> [STUDY MATERIAL]
----------
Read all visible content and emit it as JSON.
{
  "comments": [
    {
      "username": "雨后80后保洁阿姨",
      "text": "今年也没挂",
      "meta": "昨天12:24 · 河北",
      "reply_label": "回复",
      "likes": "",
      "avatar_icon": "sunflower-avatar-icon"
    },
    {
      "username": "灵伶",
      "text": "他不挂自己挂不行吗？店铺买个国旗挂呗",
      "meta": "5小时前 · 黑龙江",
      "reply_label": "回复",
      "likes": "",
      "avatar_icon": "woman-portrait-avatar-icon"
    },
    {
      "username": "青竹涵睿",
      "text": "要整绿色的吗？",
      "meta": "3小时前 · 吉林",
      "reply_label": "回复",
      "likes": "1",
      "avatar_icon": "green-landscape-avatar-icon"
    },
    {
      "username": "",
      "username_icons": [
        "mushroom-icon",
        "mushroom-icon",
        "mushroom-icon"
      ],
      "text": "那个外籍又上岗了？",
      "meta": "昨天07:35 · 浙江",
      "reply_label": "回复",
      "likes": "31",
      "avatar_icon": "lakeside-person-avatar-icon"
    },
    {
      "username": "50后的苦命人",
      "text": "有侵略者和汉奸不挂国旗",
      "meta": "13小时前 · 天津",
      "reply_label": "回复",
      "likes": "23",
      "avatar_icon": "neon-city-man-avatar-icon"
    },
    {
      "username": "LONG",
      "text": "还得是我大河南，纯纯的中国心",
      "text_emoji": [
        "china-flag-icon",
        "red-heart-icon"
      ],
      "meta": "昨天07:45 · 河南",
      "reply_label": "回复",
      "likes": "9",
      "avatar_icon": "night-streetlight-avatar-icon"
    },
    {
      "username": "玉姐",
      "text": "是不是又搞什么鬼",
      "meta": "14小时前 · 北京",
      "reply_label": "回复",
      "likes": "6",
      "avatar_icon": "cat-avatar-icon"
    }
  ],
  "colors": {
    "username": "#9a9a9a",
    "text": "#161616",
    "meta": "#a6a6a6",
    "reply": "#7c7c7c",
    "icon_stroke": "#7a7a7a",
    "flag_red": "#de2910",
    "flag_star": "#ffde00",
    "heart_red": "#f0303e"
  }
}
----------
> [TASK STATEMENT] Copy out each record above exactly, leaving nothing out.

> [SOLUTION TO THIS PROBLEM]
Read all visible content and emit it as JSON.
{
  "comments": [
    {
      "username": "雨后80后保洁阿姨",
      "text": "今年也没挂",
      "meta": "昨天12:24 · 河北",
      "reply_label": "回复",
      "likes": "",
      "avatar_icon": "sunflower-avatar-icon"
    },
    {
      "username": "灵伶",
      "text": "他不挂自己挂不行吗？店铺买个国旗挂呗",
      "meta": "5小时前 · 黑龙江",
      "reply_label": "回复",
      "likes": "",
      "avatar_icon": "woman-portrait-avatar-icon"
    },
    {
      "username": "青竹涵睿",
      "text": "要整绿色的吗？",
      "meta": "3小时前 · 吉林",
      "reply_label": "回复",
      "likes": "1",
      "avatar_icon": "green-landscape-avatar-icon"
    },
    {
      "username": "",
      "username_icons": [
        "mushroom-icon",
        "mushroom-icon",
        "mushroom-icon"
      ],
      "text": "那个外籍又上岗了？",
      "meta": "昨天07:35 · 浙江",
      "reply_label": "回复",
      "likes": "31",
      "avatar_icon": "lakeside-person-avatar-icon"
    },
    {
      "username": "50后的苦命人",
      "text": "有侵略者和汉奸不挂国旗",
      "meta": "13小时前 · 天津",
      "reply_label": "回复",
      "likes": "23",
      "avatar_icon": "neon-city-man-avatar-icon"
    },
    {
      "username": "LONG",
      "text": "还得是我大河南，纯纯的中国心",
      "text_emoji": [
        "china-flag-icon",
        "red-heart-icon"
      ],
      "meta": "昨天07:45 · 河南",
      "reply_label": "回复",
      "likes": "9",
      "avatar_icon": "night-streetlight-avatar-icon"
    },
    {
      "username": "玉姐",
      "text": "是不是又搞什么鬼",
      "meta": "14小时前 · 北京",
      "reply_label": "回复",
      "likes": "6",
      "avatar_icon": "cat-avatar-icon"
    }
  ],
  "colors": {
    "username": "#9a9a9a",
    "text": "#161616",
    "meta": "#a6a6a6",
    "reply": "#7c7c7c",
    "icon_stroke": "#7a7a7a",
    "flag_red": "#de2910",
    "flag_star": "#ffde00",
    "heart_red": "#f0303e"
  }
}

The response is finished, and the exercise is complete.